─── SOURCE MATERIAL

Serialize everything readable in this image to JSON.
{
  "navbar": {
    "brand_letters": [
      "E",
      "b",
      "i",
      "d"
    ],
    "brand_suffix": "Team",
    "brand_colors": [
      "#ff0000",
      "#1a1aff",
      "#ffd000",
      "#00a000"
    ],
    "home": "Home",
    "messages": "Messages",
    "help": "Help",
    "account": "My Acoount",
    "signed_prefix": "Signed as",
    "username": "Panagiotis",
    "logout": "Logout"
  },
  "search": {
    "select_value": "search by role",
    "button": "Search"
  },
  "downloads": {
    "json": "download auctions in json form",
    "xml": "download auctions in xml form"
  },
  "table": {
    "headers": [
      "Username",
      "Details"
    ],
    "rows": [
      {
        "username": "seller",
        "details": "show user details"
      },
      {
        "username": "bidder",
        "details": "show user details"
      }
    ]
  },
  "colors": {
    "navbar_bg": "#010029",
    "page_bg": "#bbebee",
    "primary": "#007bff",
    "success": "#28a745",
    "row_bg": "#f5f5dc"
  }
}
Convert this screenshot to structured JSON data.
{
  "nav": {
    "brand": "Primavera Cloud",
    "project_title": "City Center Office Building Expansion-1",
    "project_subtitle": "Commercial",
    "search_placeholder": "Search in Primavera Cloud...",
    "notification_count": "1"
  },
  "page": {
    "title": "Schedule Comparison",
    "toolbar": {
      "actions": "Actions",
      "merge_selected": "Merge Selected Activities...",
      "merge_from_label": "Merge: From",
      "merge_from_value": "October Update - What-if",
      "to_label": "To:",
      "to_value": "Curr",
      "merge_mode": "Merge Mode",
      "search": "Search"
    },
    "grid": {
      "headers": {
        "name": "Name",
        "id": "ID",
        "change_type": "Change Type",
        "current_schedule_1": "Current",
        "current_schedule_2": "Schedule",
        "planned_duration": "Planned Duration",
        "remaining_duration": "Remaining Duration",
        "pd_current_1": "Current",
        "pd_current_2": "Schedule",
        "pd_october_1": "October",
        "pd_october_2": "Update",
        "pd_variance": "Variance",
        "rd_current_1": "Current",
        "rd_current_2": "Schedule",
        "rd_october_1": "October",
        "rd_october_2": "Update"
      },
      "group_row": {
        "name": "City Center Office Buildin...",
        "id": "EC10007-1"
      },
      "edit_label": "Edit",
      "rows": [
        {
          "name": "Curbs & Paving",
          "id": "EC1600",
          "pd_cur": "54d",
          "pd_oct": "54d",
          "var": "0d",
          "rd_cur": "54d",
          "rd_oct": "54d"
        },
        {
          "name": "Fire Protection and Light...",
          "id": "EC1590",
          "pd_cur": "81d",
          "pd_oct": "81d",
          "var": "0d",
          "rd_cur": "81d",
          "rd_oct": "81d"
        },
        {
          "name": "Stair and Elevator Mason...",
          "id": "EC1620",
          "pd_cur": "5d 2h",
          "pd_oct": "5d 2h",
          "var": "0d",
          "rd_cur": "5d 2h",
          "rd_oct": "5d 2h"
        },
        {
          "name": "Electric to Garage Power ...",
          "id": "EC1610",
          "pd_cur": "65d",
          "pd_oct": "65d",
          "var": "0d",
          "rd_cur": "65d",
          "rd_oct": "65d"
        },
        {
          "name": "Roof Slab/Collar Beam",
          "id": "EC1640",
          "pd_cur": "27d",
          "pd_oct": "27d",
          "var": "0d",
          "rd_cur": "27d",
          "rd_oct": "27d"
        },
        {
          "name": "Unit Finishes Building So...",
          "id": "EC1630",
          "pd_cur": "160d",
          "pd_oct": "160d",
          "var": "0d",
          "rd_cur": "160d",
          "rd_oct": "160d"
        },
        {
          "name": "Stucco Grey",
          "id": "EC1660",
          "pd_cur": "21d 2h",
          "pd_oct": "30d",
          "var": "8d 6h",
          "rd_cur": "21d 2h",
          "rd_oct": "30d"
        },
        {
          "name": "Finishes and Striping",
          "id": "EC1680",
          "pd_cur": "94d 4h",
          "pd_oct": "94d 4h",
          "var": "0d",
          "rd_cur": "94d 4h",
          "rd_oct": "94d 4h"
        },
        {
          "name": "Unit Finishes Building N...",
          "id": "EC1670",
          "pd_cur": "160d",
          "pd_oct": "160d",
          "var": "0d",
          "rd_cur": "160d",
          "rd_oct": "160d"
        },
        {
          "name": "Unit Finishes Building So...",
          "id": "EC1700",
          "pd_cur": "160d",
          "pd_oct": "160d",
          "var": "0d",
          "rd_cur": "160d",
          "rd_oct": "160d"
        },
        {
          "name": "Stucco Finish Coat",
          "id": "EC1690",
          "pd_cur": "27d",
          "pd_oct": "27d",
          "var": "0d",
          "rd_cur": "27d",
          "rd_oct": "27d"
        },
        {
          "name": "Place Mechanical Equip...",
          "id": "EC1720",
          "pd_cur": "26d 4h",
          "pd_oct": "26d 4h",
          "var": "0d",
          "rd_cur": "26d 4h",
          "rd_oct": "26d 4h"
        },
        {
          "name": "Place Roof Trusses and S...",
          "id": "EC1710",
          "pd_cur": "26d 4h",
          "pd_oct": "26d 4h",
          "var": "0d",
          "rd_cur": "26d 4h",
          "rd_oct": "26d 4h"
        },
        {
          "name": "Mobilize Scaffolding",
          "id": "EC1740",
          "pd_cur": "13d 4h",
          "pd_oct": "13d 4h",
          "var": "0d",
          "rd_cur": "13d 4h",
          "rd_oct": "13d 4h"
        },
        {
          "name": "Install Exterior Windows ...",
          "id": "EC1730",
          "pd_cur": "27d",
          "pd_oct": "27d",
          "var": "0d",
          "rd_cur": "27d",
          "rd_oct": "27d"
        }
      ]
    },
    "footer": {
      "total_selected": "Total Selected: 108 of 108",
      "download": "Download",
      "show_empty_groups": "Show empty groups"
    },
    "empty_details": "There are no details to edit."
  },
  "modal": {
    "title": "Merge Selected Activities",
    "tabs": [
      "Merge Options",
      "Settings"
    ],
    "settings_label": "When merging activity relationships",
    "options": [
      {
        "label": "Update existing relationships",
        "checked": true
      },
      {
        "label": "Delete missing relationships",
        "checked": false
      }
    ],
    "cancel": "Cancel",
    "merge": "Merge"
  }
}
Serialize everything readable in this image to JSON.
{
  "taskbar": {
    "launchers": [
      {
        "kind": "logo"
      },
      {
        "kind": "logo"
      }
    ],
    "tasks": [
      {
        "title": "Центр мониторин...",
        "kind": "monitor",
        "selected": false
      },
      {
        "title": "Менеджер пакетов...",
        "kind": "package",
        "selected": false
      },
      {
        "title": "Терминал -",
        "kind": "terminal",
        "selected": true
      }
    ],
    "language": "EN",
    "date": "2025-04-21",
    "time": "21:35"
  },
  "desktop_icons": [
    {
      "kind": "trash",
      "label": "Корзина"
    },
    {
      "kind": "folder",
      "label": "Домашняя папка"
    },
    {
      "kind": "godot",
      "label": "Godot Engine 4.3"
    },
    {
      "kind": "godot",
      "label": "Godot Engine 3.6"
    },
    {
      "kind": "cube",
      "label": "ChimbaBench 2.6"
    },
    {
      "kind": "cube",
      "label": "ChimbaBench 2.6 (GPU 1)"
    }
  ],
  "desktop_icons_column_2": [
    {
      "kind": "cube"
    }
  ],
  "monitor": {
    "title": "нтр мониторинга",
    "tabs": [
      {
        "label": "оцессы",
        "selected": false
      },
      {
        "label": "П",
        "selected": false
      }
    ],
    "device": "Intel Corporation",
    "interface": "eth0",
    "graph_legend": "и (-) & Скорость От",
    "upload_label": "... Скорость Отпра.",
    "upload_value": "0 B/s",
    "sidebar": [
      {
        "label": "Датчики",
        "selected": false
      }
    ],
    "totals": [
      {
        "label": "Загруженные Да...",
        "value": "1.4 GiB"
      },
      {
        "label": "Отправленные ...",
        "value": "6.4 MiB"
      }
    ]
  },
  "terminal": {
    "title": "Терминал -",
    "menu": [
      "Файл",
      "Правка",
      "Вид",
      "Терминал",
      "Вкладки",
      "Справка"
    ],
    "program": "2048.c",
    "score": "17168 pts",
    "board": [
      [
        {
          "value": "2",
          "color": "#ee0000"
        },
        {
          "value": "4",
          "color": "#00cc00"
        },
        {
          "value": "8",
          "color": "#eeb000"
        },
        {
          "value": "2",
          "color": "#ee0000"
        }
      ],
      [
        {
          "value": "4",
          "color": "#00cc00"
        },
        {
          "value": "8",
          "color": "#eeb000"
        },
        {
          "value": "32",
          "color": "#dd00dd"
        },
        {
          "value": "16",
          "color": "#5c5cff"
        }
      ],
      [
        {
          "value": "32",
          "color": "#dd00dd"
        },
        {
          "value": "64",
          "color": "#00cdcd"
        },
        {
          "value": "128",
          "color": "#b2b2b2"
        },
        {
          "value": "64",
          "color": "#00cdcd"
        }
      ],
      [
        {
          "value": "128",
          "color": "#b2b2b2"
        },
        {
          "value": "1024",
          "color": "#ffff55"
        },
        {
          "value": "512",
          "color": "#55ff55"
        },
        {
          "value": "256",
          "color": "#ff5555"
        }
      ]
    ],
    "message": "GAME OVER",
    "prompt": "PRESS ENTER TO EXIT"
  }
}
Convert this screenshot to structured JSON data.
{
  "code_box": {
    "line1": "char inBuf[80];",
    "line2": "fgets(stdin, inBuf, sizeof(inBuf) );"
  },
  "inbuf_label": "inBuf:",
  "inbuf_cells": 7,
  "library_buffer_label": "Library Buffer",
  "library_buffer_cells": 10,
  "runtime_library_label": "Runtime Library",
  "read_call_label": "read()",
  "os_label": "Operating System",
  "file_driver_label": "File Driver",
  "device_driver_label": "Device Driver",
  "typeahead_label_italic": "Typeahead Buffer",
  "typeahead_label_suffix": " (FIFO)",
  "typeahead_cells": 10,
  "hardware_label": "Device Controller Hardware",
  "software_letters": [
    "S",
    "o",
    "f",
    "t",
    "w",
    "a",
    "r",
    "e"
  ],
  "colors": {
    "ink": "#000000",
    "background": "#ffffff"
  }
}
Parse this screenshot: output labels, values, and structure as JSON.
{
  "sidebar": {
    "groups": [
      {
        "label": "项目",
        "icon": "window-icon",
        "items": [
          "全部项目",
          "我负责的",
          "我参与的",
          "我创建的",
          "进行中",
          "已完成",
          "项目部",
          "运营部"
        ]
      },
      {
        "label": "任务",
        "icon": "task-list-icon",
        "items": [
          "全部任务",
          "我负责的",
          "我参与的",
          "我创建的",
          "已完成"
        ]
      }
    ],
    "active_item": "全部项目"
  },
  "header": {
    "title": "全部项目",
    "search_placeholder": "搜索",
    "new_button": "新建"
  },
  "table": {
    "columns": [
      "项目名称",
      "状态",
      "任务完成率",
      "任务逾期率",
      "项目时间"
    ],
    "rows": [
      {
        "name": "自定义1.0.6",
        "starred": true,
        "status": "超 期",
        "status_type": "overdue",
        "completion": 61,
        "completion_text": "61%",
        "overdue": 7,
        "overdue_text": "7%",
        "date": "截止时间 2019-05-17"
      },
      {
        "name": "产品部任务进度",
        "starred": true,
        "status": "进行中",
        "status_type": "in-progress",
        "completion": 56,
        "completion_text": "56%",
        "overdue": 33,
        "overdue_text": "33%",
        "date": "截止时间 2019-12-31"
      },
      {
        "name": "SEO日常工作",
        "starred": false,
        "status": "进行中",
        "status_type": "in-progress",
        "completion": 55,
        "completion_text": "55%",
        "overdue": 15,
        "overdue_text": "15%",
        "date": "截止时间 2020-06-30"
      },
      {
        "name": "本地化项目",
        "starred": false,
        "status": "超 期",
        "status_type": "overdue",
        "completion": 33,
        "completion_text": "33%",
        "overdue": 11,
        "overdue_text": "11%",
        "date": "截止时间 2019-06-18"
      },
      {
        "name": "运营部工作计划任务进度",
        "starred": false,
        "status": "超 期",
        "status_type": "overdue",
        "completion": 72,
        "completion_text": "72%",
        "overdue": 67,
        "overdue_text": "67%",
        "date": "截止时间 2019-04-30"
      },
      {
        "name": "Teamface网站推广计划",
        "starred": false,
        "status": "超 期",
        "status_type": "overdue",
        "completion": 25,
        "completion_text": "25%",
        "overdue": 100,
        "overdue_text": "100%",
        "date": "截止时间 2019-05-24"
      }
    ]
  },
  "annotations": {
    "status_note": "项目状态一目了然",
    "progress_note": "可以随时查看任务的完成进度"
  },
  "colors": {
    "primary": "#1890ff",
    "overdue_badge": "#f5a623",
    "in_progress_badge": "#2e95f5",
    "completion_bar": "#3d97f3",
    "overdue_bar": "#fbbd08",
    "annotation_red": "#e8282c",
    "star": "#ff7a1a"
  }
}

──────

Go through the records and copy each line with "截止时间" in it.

        "date": "截止时间 2019-05-17"
        "date": "截止时间 2019-12-31"
        "date": "截止时间 2020-06-30"
        "date": "截止时间 2019-06-18"
        "date": "截止时间 2019-04-30"
        "date": "截止时间 2019-05-24"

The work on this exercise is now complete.